So the new buses have all of these issues, but what really just ticks me off, is the nanny state nonsense with non-opening windows.  I don’t care if some idiot stick their arm out the window and gets it torn completely off.  What I care about is that I have enough responsibility and discipline to enjoy the wonderful breeze of a cool day while riding the bus.  Why I should be punished by some punk idiot eludes me.  Sure, maybe single plane windows are cheaper, but I don’t care about that either.  Don’t order as many buses, but give me windows that open for the love of sensibleness.

I do have a shining bright spot in all this complaint.  At least the new buses have amazing air conditioners!  Not sure if that has been part of the problem in reliability, but at least THAT works.

Solutions?

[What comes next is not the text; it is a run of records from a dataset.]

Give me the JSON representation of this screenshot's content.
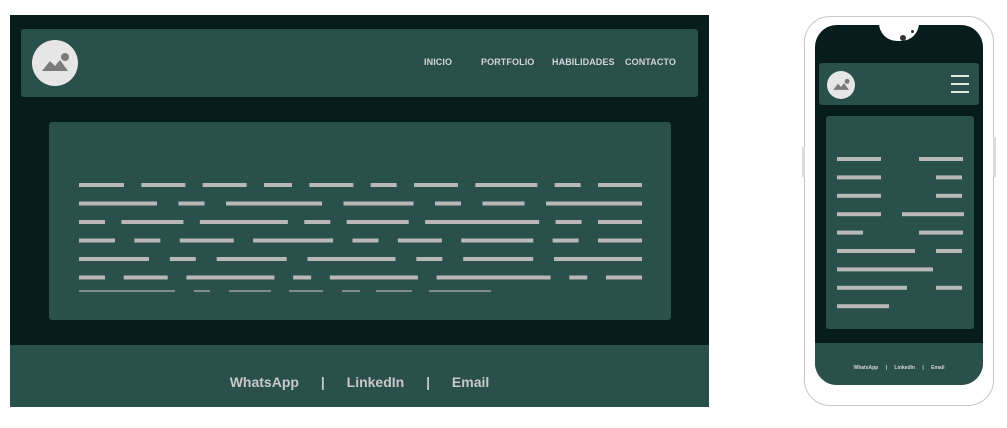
{
  "colors": {
    "page_bg": "#061d1c",
    "surface": "#2a504c",
    "text_muted": "#d4d4d4",
    "placeholder_line": "#b8b8b8",
    "logo_bg": "#e6e6e6"
  },
  "desktop": {
    "logo_icon": "image-placeholder-icon",
    "nav": {
      "items": [
        "INICIO",
        "PORTFOLIO",
        "HABILIDADES",
        "CONTACTO"
      ]
    },
    "footer": {
      "links": [
        "WhatsApp",
        "LinkedIn",
        "Email"
      ],
      "separator": "|"
    }
  },
  "mobile": {
    "logo_icon": "image-placeholder-icon",
    "menu_icon": "hamburger-menu-icon",
    "footer": {
      "links": [
        "WhatsApp",
        "LinkedIn",
        "Email"
      ],
      "separator": "|"
    }
  }
}
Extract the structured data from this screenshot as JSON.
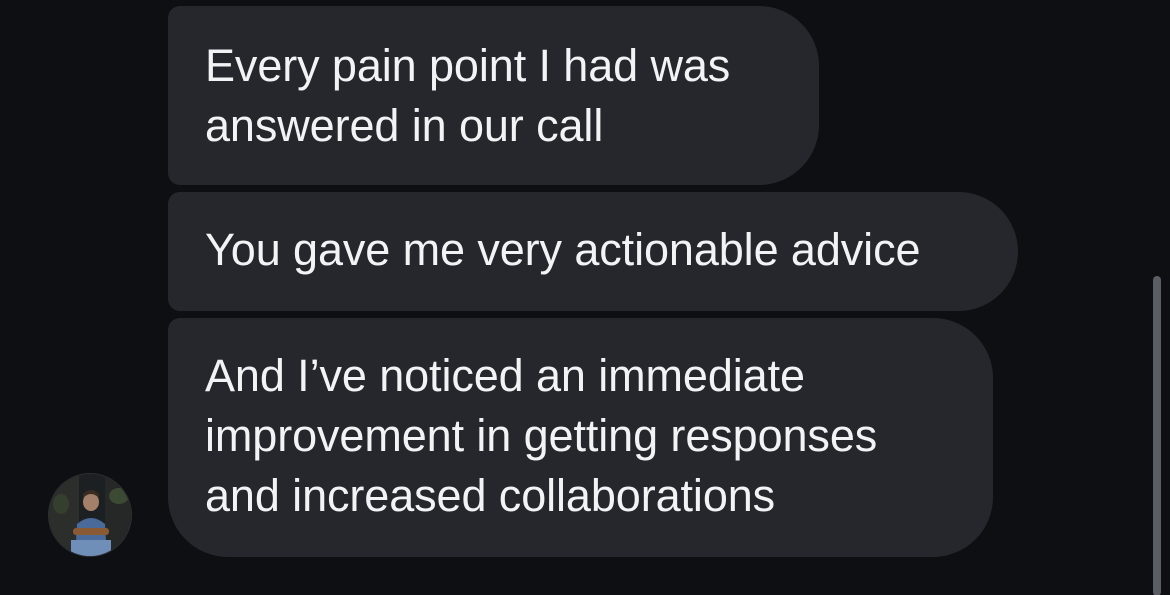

I’m not sure what realistic solution TriMet could take with the situation as it is.  If a regular citizen bought a car from Toyota, Ford, or even GM, they’d have the lemon law kick in by now and get their money back or a new car.  Hell, most car dealers wouldn’t even deal with the lemon law, they just hand someone a new car before that mess even starts (emphasis on USUALLY, some resist – like GM & Ford of the past).

My Solution

If I where in charge, I’d demand an immediate repair of every single new bus, transmission replacements, or even if it where necessary new buses that are designed differently.

[Rant Off]

So really, after all that ranting, is there even a possible solution to all this?  I really don’t want to hear the rattling racket of these new buses for the next 15-20 years.  Does TriMet have other options that are reasonable that could be completed in the next few months, years, or soon?  My personal option is starting to look like it is time to move back to the ole’ streetcar route downtown.  I’ve kind of wanted to get back closer in anyway, so this might be one of the catalysts to do so.  Living downtown I rarely have to use any transit except the MAX, the streetcar being merely optional downtown.

Well, we shall see over the coming months.  I’ll be riding the #9 for at least 6 more months.  So TriMet ops, if you read this, please do me a favor and don’t put any new buses on the #9 route!  🙂   I’ll love ya for it (or buy ya a beer – feel free to contact me and name your beer)